This randomized double blind study of airline passengers found that elderberry significantly decreased duration and symptoms of colds. It found a potential preventative effect as well, but that link was weak and required further study for corroboration.
I love this brand because it’s glycerin-based (alcohol-free).
You can also try this immune-support herbal tincture DIY if you’re interested in making your own, or in trying different herbs.
Note: I only use the tincture, not the syrup as it generally is made with some form of sugar.
Step 5: Drink extra water
Yup, don’t forget the basics! If you’re dehydrated, your body can’t do its job effectively. Also, drinking water helps to dilute mucous, so if you have any mucous buildup happening already, drinking water helps to combat that.
Step 6: Drink bone broth
Homemade bone broth has a plethora of amazing health benefits (here’s my post about it). In fact, a South American proverb says “Good broth will resurrect the dead.” It’s also long been known as “Jewish penecillen”.
Modern research has shown some promising results in proving the health benefits of bone broth, but there’s a ways to go yet. Unfortunately (or fortunately?) pharmaceutical companies haven’t yet gone after bone broth for patenting into their latest drug for how to stop a cold, so studies are sparse. (Pharma companies fund most scientific/medical research…)
Regardless, centuries of traditional wisdom (with modern research starting to confirm) tell us that chicken broth is good for sickness.
I make my own (here’s my homemade bone broth tutorial) and drink at least a quart a day with this protocol. (And when sick, too!)
Step 7: Rest
You absolutely, 100% MUST go to bed early.

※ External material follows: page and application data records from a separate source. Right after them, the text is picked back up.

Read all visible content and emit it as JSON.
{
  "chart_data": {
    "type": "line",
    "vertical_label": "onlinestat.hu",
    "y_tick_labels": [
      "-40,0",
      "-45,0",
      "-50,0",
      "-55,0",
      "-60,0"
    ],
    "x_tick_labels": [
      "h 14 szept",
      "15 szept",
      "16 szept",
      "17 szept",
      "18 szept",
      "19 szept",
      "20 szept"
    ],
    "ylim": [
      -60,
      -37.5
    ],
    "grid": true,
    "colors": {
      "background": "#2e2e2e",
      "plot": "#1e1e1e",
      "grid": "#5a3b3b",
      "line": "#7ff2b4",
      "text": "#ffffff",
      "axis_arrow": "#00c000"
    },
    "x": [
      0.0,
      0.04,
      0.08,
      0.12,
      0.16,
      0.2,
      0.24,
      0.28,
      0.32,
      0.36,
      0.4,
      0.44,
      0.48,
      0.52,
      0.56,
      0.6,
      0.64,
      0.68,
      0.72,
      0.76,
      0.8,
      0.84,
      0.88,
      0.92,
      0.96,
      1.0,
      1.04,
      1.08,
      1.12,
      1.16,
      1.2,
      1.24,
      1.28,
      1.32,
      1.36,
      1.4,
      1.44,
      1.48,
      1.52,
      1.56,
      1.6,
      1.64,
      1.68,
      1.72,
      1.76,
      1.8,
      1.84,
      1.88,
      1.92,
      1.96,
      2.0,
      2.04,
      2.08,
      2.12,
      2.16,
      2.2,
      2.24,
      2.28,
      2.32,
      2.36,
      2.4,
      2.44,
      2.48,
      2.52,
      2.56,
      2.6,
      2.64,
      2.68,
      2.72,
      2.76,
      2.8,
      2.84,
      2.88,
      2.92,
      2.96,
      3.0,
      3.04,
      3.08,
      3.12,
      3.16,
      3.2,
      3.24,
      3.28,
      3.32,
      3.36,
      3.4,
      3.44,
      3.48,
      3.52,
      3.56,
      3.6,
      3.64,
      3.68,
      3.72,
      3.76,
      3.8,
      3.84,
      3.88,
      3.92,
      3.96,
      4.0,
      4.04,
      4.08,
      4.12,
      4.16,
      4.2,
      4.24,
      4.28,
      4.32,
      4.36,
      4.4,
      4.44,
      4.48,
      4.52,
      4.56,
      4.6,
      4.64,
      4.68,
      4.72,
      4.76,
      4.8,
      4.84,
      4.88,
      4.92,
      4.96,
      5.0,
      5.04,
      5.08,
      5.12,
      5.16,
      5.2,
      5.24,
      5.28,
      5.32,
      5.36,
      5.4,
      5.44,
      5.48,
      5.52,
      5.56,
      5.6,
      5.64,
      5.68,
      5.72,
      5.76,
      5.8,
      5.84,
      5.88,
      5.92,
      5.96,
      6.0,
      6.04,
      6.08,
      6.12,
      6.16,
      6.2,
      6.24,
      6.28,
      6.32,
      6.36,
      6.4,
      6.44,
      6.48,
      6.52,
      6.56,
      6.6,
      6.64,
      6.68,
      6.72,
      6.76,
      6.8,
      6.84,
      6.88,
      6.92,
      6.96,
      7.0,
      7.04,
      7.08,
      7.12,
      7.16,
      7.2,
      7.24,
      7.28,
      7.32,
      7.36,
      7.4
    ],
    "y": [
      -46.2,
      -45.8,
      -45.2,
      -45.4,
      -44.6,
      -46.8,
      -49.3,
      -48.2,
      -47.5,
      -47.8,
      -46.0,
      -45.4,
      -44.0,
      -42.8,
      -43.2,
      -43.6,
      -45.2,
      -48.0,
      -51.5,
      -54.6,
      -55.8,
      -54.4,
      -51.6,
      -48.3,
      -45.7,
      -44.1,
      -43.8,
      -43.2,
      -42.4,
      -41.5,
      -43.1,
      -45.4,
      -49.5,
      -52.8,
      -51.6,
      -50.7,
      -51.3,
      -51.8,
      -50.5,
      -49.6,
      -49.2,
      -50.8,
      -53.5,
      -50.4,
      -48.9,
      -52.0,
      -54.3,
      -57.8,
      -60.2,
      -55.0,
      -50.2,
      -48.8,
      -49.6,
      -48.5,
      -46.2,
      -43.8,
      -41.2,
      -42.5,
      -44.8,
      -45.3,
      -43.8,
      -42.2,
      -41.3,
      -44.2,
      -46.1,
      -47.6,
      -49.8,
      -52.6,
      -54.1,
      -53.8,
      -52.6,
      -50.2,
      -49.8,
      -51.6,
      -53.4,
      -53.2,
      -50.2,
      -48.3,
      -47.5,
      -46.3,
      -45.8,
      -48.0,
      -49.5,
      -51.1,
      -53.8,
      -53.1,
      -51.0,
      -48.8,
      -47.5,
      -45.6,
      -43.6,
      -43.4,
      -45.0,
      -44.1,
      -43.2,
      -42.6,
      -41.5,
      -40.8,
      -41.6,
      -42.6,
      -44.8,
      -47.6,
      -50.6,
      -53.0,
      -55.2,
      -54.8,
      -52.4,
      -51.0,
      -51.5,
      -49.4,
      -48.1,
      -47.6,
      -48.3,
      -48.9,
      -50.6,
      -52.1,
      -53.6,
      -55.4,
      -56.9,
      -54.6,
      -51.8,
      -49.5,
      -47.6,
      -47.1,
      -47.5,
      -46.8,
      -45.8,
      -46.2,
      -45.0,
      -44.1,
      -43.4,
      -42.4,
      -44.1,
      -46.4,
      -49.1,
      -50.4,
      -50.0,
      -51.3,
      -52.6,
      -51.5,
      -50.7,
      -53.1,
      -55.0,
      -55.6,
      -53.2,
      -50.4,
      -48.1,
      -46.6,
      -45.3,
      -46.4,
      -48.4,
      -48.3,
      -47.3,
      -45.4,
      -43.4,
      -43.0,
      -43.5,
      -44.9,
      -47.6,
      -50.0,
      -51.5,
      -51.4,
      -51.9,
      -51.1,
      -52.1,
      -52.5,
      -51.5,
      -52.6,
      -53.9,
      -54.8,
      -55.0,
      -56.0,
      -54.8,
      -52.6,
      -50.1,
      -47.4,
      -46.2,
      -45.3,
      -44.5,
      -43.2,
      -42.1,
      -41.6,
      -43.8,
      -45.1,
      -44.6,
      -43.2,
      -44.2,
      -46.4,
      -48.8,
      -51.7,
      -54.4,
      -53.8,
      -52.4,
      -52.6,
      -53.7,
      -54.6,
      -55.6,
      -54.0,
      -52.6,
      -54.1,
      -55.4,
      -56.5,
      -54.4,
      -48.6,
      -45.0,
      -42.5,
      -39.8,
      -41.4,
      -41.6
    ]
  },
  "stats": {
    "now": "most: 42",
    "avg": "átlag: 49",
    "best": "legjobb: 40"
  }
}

Mother’s orders! Guess what, friends – self-care isn’t all chocolate and bubble baths. It’s taking the time to mother yourself by taking care of your needs so that you can be a healthy, thriving person.
Your body absolutely cannot fight off germs as effectively if you are sleep-deprived.
(Take my Go-to-Bed Challenge if you need some tough love and motivation for getting off the couch and into bed at a reasonable hour!)
Sorry to be so obvious but sometimes we forget to mother ourselves.
8. Targeted supplements
Lastly, supplements. Here’s what I specifically take for how to stop a cold dead in its tracks: Vitamin C, D, zinc, probiotics, fish oil.
These are all things that either boost the immune system or help fight inflammation. I don’t love relying on a ton of supplements all the time (food-based nutrients are superior), but sometimes your body needs an assist, and that’s ok. This is definitely one of those times!
There you have it!
That’s my protocol. I use it multiple times a year, and have successfully warded off many potentially bad cold viruses using it. I’ve even gotten as far as the slightly stuffy nose stage, and had it just die off instead of going into full-blown misery – as long as I’m faithfully implementing these steps.
Note: be sure to repeat the protocol every day (or even twice/day for some of these things) until you feel better.